So for a couple of years now I’ve been craving a comfortable car, one that rides as though it’s suspended from above rather than in contact with the road surface beneath. Steve Cropley’s Mercedes S500 therefore arrives with me, if only for a short while, not a moment too soon.
Having used the car only a handful of times as I write this, I am pleased to say the S-Class really does ride well. Well enough, certainly, that the patches of rough and potholed Tarmac near to my house that have made me wince twice daily for two years are now smothered beautifully.
The S500’s ride is undoubtedly improved by its wheels, which at 19in in diameter are not as enormous as they might be. They’re shod in doughy winter tyres for the time being, too, which will contribute a little more bump compliance to the overall suspension system.
In many ways a very large, luxurious saloon is exactly what I need since so much of my driving is on the motorway.
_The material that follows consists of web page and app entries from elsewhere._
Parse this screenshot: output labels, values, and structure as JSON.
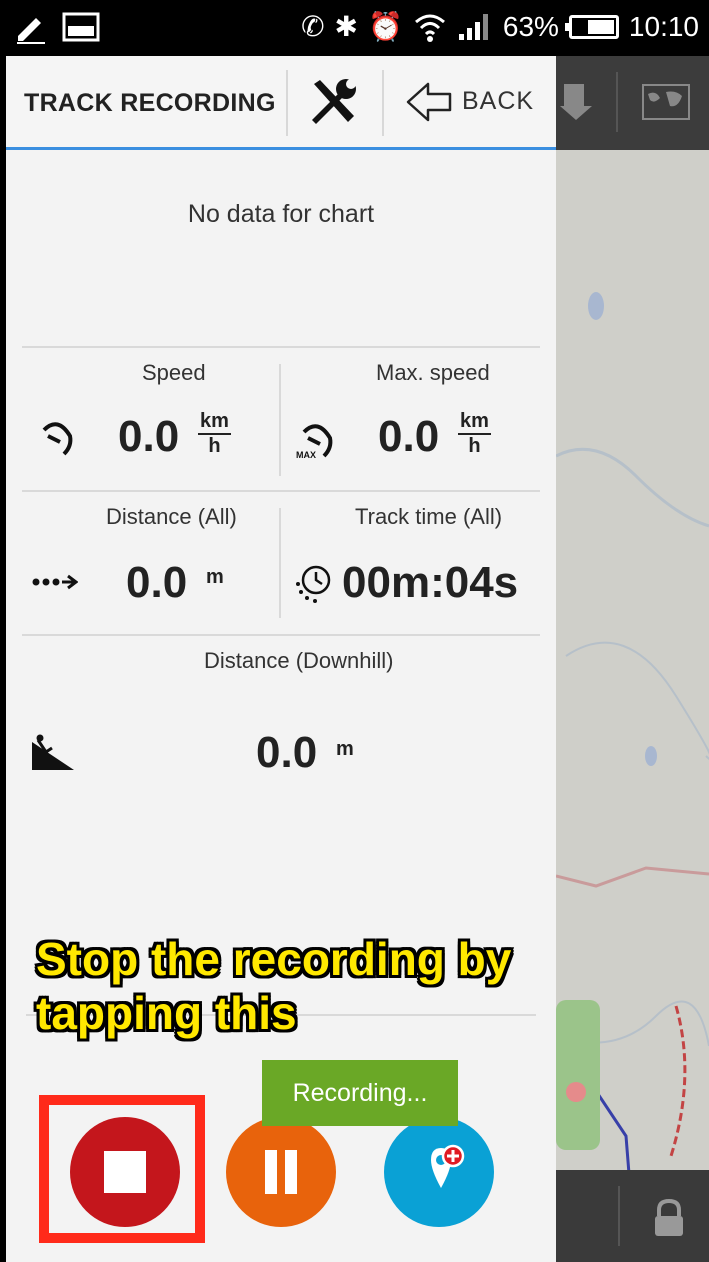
{
  "status_bar": {
    "battery_percent": "63%",
    "time": "10:10",
    "icons": [
      "edit-icon",
      "screen-icon",
      "nfc-icon",
      "bluetooth-icon",
      "alarm-icon",
      "wifi-icon",
      "signal-icon",
      "battery-icon"
    ]
  },
  "header": {
    "title": "TRACK RECORDING",
    "back_label": "BACK"
  },
  "chart": {
    "empty_message": "No data for chart"
  },
  "stats": {
    "speed": {
      "label": "Speed",
      "value": "0.0",
      "unit_num": "km",
      "unit_den": "h"
    },
    "max_speed": {
      "label": "Max. speed",
      "value": "0.0",
      "unit_num": "km",
      "unit_den": "h"
    },
    "distance_all": {
      "label": "Distance (All)",
      "value": "0.0",
      "unit": "m"
    },
    "track_time_all": {
      "label": "Track time (All)",
      "value": "00m:04s"
    },
    "distance_downhill": {
      "label": "Distance (Downhill)",
      "value": "0.0",
      "unit": "m"
    }
  },
  "overlay": {
    "caption_line1": "Stop the recording by",
    "caption_line2": "tapping this",
    "toast": "Recording..."
  },
  "colors": {
    "accent_blue": "#3b8fe0",
    "stop_red": "#c4161c",
    "pause_orange": "#e8630c",
    "poi_blue": "#0aa1d5",
    "highlight_red": "#ff2a1a",
    "toast_green": "#6aa826",
    "caption_yellow": "#ffe800"
  }
}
On the other hand, living in a city will invariably make driving a car as long as a five-a-side football pitch – this is the long-wheelbase model, after all – quite frustrating at times. Multi-storey car parks could be interesting, for instance.
The thing about the very best luxury cars, however, is that they steer well enough to make them easy to thread along a narrow city street, one that might be lined with cars. I remember that was what struck me most the first time I drove a Rolls-Royce Wraith and, as far as I can tell so far, the S500 does something similar. Its various parking cameras also make low-speed manoeuvring a doddle. I’m intrigued to see if, on balance, I prefer a bigger car for everyday driving or a smaller one.
Along with its comfortable ride, the big Mercedes is proving to be exceptionally refined. It’s quiet at all speeds, the petrol-electric hybrid drivetrain scarcely makes any noise and the front seats are supportive in all the right ways and so relaxing to sit in that I’m wondering about ordering a pair for my living room. I have yet to spend two or three hours in their embrace at once, but if I emerge from the cabin after even the longest drive with a single ache or pain, I will be amazed.
I was interested to read, finally, that Mr Cropley’s preference after driving the S500 back-to-back with another of Autocar’s luxurious long-term test cars, a BMW 740Ld, was very much for the Mercedes. He pointed out quite rightly that the 7 Series felt smaller and sportier (it is both of those things), but that he preferred the more relaxed gait of the S-Class.
Me? If I had to answer that right now I would say my preference was for the BMW, but a few weeks from now I will be able to say for certain.